C++ Call by Reference: Using pointers [With Examples]

In this article, you'll learn to pass pointers as an argument to the function, and use it efficiently in your program.
Passing C++ pointers to a function

In C++ Functions article, you learned about passing arguments to a function. This method used is called passing by value because the actual value is passed.

However, there is another way of passing an argument to a function where where the actual value of the argument is not passed. Instead, only the reference to that value is passed.


Example 1: Passing by reference without pointers

#include <iostream>
using namespace std;

// Function prototype
void swap(int&, int&);

int main()
{
    int a = 1, b = 2;
    cout << "Before swapping" << endl;
    cout << "a = " << a << endl;
    cout << "b = " << b << endl;

    swap(a, b);

    cout << "\nAfter swapping" << endl;
    cout << "a = " << a << endl;
    cout << "b = " << b << endl;

    return 0;
}

void swap(int& n1, int& n2) {
    int temp;
    temp = n1;
    n1 = n2;
    n2 = temp;
}

Output

Before swapping
a = 1
b = 2

After swapping
a = 2
b = 1

In main(), two integer variables a and b are defined. And those integers are passed to a function swap() by reference.

Compiler can identify this is pass by reference because function definition is void swap(int& n1, int& n2) (notice the & sign after data type).

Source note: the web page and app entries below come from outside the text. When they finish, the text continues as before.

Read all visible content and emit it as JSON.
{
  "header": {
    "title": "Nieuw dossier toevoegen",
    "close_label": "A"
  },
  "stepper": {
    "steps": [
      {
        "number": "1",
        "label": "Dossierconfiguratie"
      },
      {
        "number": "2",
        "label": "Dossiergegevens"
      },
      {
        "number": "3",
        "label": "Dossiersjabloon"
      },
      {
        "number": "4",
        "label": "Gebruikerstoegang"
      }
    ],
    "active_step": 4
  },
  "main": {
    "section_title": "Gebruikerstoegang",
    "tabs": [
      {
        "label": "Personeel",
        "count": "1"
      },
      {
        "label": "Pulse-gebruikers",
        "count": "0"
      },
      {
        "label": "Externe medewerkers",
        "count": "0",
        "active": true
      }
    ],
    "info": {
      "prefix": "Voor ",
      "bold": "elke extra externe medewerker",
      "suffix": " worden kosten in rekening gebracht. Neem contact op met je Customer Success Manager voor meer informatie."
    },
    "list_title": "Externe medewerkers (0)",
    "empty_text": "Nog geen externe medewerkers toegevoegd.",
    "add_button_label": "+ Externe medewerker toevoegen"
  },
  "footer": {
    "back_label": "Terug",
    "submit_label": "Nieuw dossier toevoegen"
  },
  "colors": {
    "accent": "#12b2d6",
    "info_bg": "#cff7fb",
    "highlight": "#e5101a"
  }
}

Only the reference (address) of the variables a and b are received in the swap() function and swapping takes place in the original address of the variables.

In the swap() function, n1 and n2 are formal arguments which are actually same as variables a and b respectively.

There is another way of doing this same exact task using pointers.


Example 2: Passing by reference using pointers

#include <iostream>
using namespace std;

// Function prototype
void swap(int*, int*);

int main()
{
    int a = 1, b = 2;
    cout << "Before swapping" << endl;
    cout << "a = " << a << endl;
    cout << "b = " << b << endl;

    swap(&a, &b);

    cout << "\nAfter swapping" << endl;
    cout << "a = " << a << endl;
    cout << "b = " << b << endl;
    return 0;
}

void swap(int* n1, int* n2) {
    int temp;
    temp = *n1;
    *n1 = *n2;
    *n2 = temp;
}

The output of this example is same as before.

In this case, the address of variable is passed during function call rather than the variable itself.

swap(&a, &b); // &a is address of a and &b is address of b

Since the address is passed instead of value, dereference operator must be used to access the value stored in that address.

void swap(int* n1, int* n2) { 
 ... .. ...
}

The *n1 and *n2 gives the value stored at address n1 and n2 respectively.

Since n1 contains the address of a, anything done to *n1 changes the value of a in main() function as well. Similarly, b will have same value as *n2.